7. Have fun learning basic commands with your pupper.
Goldendoodle puppies are smart! This is why it is so fun to start teaching them basic commands like come, sit, stay, and shake. It’s just plain fun and is a great way to bond with your puppy. One of the first games we played with our Goldendoodle was our version of the game Red Rover.
To play, one person is at one end of the rug or room and the other person is at the other. The first person says, “Come!” and the puppy’s name in a happy excited voice. When the puppy comes, the first person praises and rewards. Then, the second person repeats the same action. When the puppy comes to that person, there’s more happy praise and rewards. This is a great game for bonding and giving your puppy a little energy burn too.
8. Introduce grooming basics, and enjoy this stage where hair is still easy to manage.
If you researched Goldendoodles, you have probably read a lot about the importance of Goldendoodle grooming. Thankfully, at three months, the hair is still that wispy, puppy hair that’s easy to care for. This means you have some time to start slowly introducing hair care routines.
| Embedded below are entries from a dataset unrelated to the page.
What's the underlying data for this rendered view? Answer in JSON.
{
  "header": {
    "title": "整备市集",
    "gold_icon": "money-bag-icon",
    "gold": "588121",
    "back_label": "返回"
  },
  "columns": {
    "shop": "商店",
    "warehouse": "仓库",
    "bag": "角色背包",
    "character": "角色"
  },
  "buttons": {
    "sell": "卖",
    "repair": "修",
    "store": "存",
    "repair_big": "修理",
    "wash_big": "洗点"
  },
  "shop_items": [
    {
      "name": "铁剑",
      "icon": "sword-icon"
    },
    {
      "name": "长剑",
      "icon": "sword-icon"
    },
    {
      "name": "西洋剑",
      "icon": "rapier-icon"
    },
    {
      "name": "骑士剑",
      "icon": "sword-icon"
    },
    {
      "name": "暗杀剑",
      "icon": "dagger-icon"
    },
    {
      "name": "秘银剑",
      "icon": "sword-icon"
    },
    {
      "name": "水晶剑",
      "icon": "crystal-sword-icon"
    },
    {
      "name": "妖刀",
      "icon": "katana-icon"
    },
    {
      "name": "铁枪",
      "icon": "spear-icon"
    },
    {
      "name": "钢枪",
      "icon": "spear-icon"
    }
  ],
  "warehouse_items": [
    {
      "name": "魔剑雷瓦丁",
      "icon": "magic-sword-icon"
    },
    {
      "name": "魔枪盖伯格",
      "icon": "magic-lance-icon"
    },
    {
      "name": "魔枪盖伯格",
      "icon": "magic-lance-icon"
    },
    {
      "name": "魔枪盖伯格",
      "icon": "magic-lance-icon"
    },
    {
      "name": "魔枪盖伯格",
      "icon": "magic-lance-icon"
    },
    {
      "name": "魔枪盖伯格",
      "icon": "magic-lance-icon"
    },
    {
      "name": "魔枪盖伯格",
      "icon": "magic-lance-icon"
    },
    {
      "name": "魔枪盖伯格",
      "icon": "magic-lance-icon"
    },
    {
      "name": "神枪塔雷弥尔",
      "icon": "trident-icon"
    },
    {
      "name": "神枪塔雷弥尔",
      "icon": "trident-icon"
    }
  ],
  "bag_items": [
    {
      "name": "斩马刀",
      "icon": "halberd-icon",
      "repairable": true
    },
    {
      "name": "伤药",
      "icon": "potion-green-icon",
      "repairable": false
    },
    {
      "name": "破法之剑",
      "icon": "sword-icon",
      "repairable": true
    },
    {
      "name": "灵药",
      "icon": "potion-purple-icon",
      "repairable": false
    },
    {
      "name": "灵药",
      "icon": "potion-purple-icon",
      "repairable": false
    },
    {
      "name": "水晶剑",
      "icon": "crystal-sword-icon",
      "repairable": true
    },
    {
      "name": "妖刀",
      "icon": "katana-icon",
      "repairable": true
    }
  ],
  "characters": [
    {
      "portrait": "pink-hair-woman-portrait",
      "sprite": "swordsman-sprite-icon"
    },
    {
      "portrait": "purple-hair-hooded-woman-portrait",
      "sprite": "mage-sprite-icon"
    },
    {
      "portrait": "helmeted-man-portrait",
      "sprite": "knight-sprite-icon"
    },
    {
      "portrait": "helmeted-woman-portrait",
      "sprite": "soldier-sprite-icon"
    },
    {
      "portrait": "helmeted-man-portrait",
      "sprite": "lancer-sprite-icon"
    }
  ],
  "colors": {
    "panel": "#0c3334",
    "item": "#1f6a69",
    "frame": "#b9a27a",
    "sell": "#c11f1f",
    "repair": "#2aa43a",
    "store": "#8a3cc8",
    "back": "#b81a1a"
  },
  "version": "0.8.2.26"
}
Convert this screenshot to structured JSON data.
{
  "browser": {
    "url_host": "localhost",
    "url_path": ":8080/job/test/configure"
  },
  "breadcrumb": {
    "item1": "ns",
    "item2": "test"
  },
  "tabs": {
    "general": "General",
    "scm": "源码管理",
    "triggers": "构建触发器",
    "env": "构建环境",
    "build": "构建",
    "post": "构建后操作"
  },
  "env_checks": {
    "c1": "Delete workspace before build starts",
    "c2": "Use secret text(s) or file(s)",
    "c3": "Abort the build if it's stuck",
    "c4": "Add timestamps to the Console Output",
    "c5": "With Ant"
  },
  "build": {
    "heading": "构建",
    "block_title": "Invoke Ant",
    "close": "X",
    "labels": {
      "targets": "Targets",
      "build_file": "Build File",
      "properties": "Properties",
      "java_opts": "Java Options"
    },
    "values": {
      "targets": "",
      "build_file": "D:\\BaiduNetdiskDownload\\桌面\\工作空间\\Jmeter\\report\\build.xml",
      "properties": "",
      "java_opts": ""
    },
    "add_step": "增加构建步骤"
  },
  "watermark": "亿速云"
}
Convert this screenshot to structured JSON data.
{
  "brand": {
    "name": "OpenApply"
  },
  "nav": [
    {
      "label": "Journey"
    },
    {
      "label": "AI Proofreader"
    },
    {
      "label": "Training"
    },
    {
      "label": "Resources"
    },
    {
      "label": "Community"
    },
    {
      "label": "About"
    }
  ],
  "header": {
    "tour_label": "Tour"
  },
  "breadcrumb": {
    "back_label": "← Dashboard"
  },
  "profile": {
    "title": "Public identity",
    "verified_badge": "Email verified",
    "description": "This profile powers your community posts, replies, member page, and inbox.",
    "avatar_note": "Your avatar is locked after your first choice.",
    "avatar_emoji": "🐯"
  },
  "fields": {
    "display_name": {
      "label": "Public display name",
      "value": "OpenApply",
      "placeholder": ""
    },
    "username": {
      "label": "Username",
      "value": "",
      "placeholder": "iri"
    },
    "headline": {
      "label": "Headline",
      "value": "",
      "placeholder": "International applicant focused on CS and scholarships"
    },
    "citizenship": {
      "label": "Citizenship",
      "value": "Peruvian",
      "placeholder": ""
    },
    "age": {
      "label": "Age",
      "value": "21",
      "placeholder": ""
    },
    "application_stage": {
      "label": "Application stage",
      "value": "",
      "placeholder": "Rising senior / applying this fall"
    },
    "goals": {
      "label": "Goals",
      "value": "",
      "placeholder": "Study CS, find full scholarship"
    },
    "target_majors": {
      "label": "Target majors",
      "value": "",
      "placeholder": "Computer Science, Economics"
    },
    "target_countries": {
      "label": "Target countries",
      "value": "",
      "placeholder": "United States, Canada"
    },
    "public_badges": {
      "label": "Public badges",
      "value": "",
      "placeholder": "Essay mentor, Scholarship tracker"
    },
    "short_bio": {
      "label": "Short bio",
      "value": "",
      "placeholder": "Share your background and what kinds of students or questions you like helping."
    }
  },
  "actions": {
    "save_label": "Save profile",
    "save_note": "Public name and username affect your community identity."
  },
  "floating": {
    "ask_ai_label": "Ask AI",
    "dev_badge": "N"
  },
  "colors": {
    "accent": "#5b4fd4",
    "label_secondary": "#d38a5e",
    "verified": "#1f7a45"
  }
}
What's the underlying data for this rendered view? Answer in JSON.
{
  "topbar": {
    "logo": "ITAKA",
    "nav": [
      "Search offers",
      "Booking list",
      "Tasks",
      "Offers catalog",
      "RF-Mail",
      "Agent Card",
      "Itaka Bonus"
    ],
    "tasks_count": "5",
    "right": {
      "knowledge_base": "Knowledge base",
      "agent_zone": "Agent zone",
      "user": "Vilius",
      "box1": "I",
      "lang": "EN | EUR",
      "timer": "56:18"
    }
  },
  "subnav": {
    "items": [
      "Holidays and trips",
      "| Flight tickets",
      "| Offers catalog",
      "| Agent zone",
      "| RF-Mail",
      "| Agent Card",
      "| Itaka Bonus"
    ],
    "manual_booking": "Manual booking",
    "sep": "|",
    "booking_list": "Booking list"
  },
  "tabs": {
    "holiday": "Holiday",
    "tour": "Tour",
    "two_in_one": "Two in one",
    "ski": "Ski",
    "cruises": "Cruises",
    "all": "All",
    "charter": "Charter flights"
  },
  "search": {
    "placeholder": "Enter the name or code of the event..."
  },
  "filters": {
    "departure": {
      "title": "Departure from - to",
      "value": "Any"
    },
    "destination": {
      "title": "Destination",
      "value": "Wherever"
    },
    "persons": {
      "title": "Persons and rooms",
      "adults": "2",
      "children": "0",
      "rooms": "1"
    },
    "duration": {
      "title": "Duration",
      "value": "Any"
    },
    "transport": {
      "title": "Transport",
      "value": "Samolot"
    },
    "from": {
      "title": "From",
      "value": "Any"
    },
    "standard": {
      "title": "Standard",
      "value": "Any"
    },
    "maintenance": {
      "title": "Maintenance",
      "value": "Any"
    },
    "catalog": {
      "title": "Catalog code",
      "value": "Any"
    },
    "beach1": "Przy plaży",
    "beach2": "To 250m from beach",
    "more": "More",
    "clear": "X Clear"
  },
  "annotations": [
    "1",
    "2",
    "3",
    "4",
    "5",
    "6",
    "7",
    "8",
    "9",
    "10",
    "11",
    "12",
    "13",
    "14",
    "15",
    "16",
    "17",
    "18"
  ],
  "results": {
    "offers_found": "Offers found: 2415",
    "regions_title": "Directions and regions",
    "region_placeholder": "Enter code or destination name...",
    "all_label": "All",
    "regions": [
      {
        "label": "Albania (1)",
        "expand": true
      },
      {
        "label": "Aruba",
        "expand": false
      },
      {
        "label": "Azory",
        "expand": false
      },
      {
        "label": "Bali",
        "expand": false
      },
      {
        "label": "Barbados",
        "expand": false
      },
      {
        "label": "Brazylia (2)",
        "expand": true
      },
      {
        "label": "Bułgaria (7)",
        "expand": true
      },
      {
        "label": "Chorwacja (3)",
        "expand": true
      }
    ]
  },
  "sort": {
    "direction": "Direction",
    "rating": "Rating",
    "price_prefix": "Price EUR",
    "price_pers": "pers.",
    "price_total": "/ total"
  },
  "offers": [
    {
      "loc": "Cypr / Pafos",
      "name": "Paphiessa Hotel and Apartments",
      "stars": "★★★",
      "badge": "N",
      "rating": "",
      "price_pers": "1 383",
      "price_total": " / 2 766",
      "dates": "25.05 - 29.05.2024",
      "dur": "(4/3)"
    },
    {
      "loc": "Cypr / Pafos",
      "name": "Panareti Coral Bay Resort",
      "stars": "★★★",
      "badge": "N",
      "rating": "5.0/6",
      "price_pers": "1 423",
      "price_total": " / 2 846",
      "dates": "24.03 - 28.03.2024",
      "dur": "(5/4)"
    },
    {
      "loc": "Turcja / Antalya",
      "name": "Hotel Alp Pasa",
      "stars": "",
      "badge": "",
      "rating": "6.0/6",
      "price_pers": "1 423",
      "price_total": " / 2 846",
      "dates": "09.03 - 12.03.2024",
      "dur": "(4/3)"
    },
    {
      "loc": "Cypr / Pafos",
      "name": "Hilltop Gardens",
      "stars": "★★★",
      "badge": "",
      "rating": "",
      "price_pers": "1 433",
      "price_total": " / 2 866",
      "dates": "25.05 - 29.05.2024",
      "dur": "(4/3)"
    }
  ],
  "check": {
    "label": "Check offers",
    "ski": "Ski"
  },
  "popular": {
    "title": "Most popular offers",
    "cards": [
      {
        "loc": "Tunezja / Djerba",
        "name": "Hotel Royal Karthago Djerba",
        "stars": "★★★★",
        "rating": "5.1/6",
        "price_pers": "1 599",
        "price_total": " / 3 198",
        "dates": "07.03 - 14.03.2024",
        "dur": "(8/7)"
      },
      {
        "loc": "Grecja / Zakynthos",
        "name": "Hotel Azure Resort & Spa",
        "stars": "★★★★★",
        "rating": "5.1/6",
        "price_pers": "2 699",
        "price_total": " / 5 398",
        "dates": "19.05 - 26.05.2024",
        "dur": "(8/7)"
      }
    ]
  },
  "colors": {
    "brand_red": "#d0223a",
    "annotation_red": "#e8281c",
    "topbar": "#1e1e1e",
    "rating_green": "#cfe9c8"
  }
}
At three months, we were combing our puppy’s hair and handling the paws while giving lots of positive praise and love.
9. Check the length of your puppy’s nails.
We gave Sadie her first nail trim at three months. If you’re unfamiliar with how to trim your puppy’s nails, your veterinarian can do this at a puppy well visit. Or, you can learn to trim your puppy’s nails yourself.
10. Remember, things take time. And that’s ok.
Did you know that puppies sleep about 18 hours a day? It’s true! This could make you think this puppy parenting thing is a breeze. But then there are those other six hours which are pretty much nonstop investigating, zooming, sniffing, chewing, and discovering for our curious Energizer bunny puppies.
This is when new puppy overwhelm can set it in. At the beginning of puppy parenting, new parents are usually well-rested and ready to go! But then the bleary-eyed mornings and middle-of-the-night potty outings set in. The realization hits: “Raising a puppy is a lot of work!”
Let me reassure and encourage you, it’s totally worth it!
What makes this stage of puppyhood more challenging? For our family, at three months we were putting the big three routines in place time—crate training, potty training, and sleeping through the night. Then after that, the schedule starts to flow.
3 months and the adventure is “Golden”
Finally, thank you for taking time out of your busy schedule to discover what it’s like to parent a three-month-old Goldendoodle. These smart, inquisitive, and friendly puppies are so eager to please. With your love, praise, time, and attention, Goldendoodles will want to please you and will quickly learn how to fit in with your pack.
Do you want to look ahead at a 4-month-old Goldendoodle?
Check out our post: The 4-Month-Old Goldendoodle: Your Complete Guide.
We’re glad you stopped by HappyGoDoodle® —our cozy online home for all things Goldendoodle. Most of all, our entire pack hopes this is just the beginning of a lifetime of “Golden” moments for you and your new puppy.